WHAT YOU WILL DO: Each line below needs to be duplicated without alteration.
═══
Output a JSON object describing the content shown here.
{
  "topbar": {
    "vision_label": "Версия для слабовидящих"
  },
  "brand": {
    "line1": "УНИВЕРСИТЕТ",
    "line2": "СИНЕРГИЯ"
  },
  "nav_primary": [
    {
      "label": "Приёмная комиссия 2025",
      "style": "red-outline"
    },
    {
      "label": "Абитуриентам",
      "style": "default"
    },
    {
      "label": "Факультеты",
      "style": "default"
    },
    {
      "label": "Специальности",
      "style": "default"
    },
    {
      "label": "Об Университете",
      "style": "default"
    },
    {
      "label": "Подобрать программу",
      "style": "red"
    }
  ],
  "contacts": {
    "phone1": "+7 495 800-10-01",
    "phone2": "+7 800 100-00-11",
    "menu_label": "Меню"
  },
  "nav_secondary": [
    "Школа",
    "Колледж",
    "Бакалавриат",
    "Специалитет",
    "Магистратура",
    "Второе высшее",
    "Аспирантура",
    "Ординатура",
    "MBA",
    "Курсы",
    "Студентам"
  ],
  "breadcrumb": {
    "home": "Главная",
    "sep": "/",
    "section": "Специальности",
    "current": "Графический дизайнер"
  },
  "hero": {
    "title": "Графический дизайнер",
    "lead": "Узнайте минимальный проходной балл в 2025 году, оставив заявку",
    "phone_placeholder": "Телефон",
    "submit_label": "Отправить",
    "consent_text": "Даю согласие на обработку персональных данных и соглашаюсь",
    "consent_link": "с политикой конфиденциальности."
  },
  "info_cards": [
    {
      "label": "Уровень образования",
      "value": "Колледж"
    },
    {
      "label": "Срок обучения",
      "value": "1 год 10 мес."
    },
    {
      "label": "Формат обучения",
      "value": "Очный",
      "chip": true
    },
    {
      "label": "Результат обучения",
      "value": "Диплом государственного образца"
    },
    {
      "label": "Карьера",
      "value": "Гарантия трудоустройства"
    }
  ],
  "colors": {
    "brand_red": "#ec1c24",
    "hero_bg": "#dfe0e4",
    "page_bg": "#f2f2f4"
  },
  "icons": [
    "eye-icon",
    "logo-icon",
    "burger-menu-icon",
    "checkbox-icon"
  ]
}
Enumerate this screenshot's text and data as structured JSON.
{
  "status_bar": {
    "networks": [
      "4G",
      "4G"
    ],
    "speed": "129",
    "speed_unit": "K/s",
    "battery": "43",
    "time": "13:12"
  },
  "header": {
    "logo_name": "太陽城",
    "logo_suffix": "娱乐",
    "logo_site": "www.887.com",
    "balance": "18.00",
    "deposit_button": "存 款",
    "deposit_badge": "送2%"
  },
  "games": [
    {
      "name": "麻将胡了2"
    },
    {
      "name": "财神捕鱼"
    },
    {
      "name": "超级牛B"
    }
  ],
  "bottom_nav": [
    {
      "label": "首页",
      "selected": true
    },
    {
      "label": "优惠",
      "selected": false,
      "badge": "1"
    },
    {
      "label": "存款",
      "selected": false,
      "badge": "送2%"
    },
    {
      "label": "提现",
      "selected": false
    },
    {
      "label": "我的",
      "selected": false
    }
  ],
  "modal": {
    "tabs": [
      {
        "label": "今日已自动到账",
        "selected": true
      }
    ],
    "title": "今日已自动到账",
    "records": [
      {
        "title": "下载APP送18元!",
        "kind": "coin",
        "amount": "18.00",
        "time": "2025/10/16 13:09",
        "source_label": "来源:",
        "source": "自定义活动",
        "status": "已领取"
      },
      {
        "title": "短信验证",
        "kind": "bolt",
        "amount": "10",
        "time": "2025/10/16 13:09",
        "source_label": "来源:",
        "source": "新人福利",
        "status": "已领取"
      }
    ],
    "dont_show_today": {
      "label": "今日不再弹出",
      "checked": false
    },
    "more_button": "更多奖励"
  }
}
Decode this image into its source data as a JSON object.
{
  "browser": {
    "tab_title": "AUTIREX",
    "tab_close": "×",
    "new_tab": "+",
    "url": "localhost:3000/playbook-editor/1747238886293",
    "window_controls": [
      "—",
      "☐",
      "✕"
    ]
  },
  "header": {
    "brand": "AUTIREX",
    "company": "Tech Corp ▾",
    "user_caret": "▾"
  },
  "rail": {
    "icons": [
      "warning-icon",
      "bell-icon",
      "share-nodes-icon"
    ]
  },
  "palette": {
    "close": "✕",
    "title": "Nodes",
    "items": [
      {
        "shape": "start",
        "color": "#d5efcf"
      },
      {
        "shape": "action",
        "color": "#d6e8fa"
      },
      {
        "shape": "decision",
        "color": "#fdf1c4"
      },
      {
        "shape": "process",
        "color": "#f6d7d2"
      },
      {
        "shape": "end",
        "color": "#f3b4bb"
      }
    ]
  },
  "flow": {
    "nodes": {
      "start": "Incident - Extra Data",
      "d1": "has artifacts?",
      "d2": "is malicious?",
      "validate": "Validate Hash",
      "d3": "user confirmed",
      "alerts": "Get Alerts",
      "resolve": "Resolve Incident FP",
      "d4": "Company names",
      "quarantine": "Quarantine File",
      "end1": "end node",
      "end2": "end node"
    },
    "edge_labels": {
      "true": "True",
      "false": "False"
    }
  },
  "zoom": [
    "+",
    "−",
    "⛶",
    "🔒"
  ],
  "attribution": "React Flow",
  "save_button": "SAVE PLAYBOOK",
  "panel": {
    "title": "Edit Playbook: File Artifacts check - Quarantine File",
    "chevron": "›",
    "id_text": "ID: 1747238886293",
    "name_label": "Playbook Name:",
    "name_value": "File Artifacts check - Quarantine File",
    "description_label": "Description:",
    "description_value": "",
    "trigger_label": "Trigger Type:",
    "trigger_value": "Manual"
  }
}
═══
WRITTEN ANSWER:
Output a JSON object describing the content shown here.
{
  "topbar": {
    "vision_label": "Версия для слабовидящих"
  },
  "brand": {
    "line1": "УНИВЕРСИТЕТ",
    "line2": "СИНЕРГИЯ"
  },
  "nav_primary": [
    {
      "label": "Приёмная комиссия 2025",
      "style": "red-outline"
    },
    {
      "label": "Абитуриентам",
      "style": "default"
    },
    {
      "label": "Факультеты",
      "style": "default"
    },
    {
      "label": "Специальности",
      "style": "default"
    },
    {
      "label": "Об Университете",
      "style": "default"
    },
    {
      "label": "Подобрать программу",
      "style": "red"
    }
  ],
  "contacts": {
    "phone1": "+7 495 800-10-01",
    "phone2": "+7 800 100-00-11",
    "menu_label": "Меню"
  },
  "nav_secondary": [
    "Школа",
    "Колледж",
    "Бакалавриат",
    "Специалитет",
    "Магистратура",
    "Второе высшее",
    "Аспирантура",
    "Ординатура",
    "MBA",
    "Курсы",
    "Студентам"
  ],
  "breadcrumb": {
    "home": "Главная",
    "sep": "/",
    "section": "Специальности",
    "current": "Графический дизайнер"
  },
  "hero": {
    "title": "Графический дизайнер",
    "lead": "Узнайте минимальный проходной балл в 2025 году, оставив заявку",
    "phone_placeholder": "Телефон",
    "submit_label": "Отправить",
    "consent_text": "Даю согласие на обработку персональных данных и соглашаюсь",
    "consent_link": "с политикой конфиденциальности."
  },
  "info_cards": [
    {
      "label": "Уровень образования",
      "value": "Колледж"
    },
    {
      "label": "Срок обучения",
      "value": "1 год 10 мес."
    },
    {
      "label": "Формат обучения",
      "value": "Очный",
      "chip": true
    },
    {
      "label": "Результат обучения",
      "value": "Диплом государственного образца"
    },
    {
      "label": "Карьера",
      "value": "Гарантия трудоустройства"
    }
  ],
  "colors": {
    "brand_red": "#ec1c24",
    "hero_bg": "#dfe0e4",
    "page_bg": "#f2f2f4"
  },
  "icons": [
    "eye-icon",
    "logo-icon",
    "burger-menu-icon",
    "checkbox-icon"
  ]
}
Enumerate this screenshot's text and data as structured JSON.
{
  "status_bar": {
    "networks": [
      "4G",
      "4G"
    ],
    "speed": "129",
    "speed_unit": "K/s",
    "battery": "43",
    "time": "13:12"
  },
  "header": {
    "logo_name": "太陽城",
    "logo_suffix": "娱乐",
    "logo_site": "www.887.com",
    "balance": "18.00",
    "deposit_button": "存 款",
    "deposit_badge": "送2%"
  },
  "games": [
    {
      "name": "麻将胡了2"
    },
    {
      "name": "财神捕鱼"
    },
    {
      "name": "超级牛B"
    }
  ],
  "bottom_nav": [
    {
      "label": "首页",
      "selected": true
    },
    {
      "label": "优惠",
      "selected": false,
      "badge": "1"
    },
    {
      "label": "存款",
      "selected": false,
      "badge": "送2%"
    },
    {
      "label": "提现",
      "selected": false
    },
    {
      "label": "我的",
      "selected": false
    }
  ],
  "modal": {
    "tabs": [
      {
        "label": "今日已自动到账",
        "selected": true
      }
    ],
    "title": "今日已自动到账",
    "records": [
      {
        "title": "下载APP送18元!",
        "kind": "coin",
        "amount": "18.00",
        "time": "2025/10/16 13:09",
        "source_label": "来源:",
        "source": "自定义活动",
        "status": "已领取"
      },
      {
        "title": "短信验证",
        "kind": "bolt",
        "amount": "10",
        "time": "2025/10/16 13:09",
        "source_label": "来源:",
        "source": "新人福利",
        "status": "已领取"
      }
    ],
    "dont_show_today": {
      "label": "今日不再弹出",
      "checked": false
    },
    "more_button": "更多奖励"
  }
}
Decode this image into its source data as a JSON object.
{
  "browser": {
    "tab_title": "AUTIREX",
    "tab_close": "×",
    "new_tab": "+",
    "url": "localhost:3000/playbook-editor/1747238886293",
    "window_controls": [
      "—",
      "☐",
      "✕"
    ]
  },
  "header": {
    "brand": "AUTIREX",
    "company": "Tech Corp ▾",
    "user_caret": "▾"
  },
  "rail": {
    "icons": [
      "warning-icon",
      "bell-icon",
      "share-nodes-icon"
    ]
  },
  "palette": {
    "close": "✕",
    "title": "Nodes",
    "items": [
      {
        "shape": "start",
        "color": "#d5efcf"
      },
      {
        "shape": "action",
        "color": "#d6e8fa"
      },
      {
        "shape": "decision",
        "color": "#fdf1c4"
      },
      {
        "shape": "process",
        "color": "#f6d7d2"
      },
      {
        "shape": "end",
        "color": "#f3b4bb"
      }
    ]
  },
  "flow": {
    "nodes": {
      "start": "Incident - Extra Data",
      "d1": "has artifacts?",
      "d2": "is malicious?",
      "validate": "Validate Hash",
      "d3": "user confirmed",
      "alerts": "Get Alerts",
      "resolve": "Resolve Incident FP",
      "d4": "Company names",
      "quarantine": "Quarantine File",
      "end1": "end node",
      "end2": "end node"
    },
    "edge_labels": {
      "true": "True",
      "false": "False"
    }
  },
  "zoom": [
    "+",
    "−",
    "⛶",
    "🔒"
  ],
  "attribution": "React Flow",
  "save_button": "SAVE PLAYBOOK",
  "panel": {
    "title": "Edit Playbook: File Artifacts check - Quarantine File",
    "chevron": "›",
    "id_text": "ID: 1747238886293",
    "name_label": "Playbook Name:",
    "name_value": "File Artifacts check - Quarantine File",
    "description_label": "Description:",
    "description_value": "",
    "trigger_label": "Trigger Type:",
    "trigger_value": "Manual"
  }
}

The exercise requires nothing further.